Ford stepped up to the cargo management plate with a super robust cargo management system that is also comprised of aluminum track with adjustable anchor points. However Ford's setup looks a bit unsightly in my opinion. I mean the product is stout for sure, but I fear criminal types might target this system for a quick buck at local recycling yards, the aluminum is track is huge and commands way too much attention from on-lookers. I think this particular system could have sufficed with smaller tracking. Ford also offers a bed divider setup that slides via the aforementioned track, however it seems awkward to use and cheap looking due to plastic at each intersection.
Basically the Equator is the mirror image of the Nissan Frontier, so the bed cargo management setup or "Utilitrack" system is already familiar to us and well-proven in our eyes. I'm happy to see that Suzuki included this arrangement rather than trying to re-engineer something from scratch. The cast aluminum tie-down cleats are robust and provide more than enough confidence to hold valuables in place.
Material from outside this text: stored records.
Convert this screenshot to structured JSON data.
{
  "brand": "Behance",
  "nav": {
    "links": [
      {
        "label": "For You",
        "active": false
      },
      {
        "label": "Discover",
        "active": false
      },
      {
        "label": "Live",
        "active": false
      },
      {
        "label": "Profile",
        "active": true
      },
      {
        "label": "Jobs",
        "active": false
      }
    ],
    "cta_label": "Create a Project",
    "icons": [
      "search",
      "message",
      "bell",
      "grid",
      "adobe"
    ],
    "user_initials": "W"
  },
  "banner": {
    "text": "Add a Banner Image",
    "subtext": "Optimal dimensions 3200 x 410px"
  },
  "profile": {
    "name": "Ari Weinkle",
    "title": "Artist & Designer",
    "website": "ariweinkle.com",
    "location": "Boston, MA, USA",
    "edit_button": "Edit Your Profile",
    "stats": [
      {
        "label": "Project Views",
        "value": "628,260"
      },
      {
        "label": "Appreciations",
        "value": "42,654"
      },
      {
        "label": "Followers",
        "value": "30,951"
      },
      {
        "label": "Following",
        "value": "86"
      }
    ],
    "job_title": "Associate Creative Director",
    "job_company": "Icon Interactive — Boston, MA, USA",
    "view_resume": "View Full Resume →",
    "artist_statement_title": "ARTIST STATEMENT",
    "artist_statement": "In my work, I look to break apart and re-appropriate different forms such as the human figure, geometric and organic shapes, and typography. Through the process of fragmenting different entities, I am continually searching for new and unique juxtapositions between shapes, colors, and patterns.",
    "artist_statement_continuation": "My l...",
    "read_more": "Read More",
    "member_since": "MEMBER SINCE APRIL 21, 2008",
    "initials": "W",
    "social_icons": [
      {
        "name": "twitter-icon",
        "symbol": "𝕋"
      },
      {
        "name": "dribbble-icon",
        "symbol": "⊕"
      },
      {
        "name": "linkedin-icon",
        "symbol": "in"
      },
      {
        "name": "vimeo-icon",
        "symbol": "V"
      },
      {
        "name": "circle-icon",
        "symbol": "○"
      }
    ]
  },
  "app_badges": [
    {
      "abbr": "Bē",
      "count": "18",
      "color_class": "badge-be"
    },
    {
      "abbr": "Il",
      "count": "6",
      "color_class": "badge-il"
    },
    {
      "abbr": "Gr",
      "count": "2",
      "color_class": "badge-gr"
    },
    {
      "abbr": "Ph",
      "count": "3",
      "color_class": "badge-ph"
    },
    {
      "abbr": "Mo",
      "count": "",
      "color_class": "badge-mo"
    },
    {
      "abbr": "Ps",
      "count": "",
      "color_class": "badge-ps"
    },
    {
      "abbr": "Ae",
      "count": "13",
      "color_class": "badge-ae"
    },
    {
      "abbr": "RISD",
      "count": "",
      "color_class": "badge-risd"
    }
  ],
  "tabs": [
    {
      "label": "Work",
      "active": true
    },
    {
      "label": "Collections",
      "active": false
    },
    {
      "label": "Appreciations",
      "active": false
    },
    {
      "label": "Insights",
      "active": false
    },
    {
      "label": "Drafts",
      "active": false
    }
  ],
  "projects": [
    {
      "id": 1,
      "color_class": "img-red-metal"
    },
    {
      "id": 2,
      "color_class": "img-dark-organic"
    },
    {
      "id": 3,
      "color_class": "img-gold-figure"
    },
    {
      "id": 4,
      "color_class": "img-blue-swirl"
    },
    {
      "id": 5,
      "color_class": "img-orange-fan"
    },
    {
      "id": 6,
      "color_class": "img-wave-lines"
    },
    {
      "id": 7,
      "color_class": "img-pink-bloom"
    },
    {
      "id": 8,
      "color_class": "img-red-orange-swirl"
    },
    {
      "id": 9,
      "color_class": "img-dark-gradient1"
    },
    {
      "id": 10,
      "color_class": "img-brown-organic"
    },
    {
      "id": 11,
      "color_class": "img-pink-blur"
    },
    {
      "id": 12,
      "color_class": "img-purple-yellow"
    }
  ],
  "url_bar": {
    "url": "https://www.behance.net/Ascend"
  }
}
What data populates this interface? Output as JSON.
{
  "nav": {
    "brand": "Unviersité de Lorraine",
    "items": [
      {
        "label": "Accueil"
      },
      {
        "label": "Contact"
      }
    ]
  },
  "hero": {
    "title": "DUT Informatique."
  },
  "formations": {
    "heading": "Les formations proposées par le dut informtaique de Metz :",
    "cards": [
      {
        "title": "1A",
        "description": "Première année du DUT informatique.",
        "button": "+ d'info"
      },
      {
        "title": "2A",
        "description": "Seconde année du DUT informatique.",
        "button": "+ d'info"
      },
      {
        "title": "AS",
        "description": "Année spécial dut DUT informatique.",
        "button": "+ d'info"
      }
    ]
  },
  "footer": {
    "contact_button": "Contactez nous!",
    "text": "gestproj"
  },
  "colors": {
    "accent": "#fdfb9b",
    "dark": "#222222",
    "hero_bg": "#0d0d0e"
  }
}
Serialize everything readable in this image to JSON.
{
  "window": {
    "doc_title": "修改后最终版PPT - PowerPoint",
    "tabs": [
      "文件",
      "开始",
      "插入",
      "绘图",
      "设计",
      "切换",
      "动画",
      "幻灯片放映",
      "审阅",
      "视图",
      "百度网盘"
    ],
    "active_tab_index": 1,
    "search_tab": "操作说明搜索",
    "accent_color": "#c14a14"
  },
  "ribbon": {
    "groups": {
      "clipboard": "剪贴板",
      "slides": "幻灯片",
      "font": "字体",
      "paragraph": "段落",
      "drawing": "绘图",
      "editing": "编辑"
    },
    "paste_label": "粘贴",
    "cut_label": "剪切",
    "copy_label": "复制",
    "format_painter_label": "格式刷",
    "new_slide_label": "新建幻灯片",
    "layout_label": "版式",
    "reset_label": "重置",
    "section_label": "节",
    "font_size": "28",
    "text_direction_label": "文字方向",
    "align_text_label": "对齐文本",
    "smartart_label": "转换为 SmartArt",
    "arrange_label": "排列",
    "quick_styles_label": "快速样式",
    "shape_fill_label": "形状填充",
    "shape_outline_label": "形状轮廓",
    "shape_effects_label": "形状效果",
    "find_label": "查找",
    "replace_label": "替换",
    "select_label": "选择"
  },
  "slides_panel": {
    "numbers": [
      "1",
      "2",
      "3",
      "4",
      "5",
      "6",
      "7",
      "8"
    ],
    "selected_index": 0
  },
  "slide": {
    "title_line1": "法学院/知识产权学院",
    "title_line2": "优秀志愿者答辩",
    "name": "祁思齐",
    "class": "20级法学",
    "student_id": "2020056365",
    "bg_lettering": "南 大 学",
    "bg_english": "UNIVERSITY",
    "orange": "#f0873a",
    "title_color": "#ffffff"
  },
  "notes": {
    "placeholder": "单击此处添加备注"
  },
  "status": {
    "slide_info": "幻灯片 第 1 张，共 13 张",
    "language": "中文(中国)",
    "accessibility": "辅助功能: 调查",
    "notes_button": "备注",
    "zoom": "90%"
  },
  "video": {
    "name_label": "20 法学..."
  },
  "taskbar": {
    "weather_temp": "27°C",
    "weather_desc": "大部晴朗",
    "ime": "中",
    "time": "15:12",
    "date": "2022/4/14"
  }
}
The factory spray-in bed liner also makes us smile.
GM also got with the program and added a fully functional cargo anchoring set up to the bed of the H3T. This system is simple and effective. Comprised of two extruded aluminum rails with cast aluminum cleats, the system offers solid anchoring with easy to use stainless steel pull-pins to adjust cleat location. We especially like the fact that each cleat is powder coated black for corrosive environments found near the coast. The setup is just as effective at the others in our group yet offers the best appearance in my opinion. The H3T also offers stealthy compartments in each side of the bed wall to stash smaller items such as flares, jumper cables and tie down straps.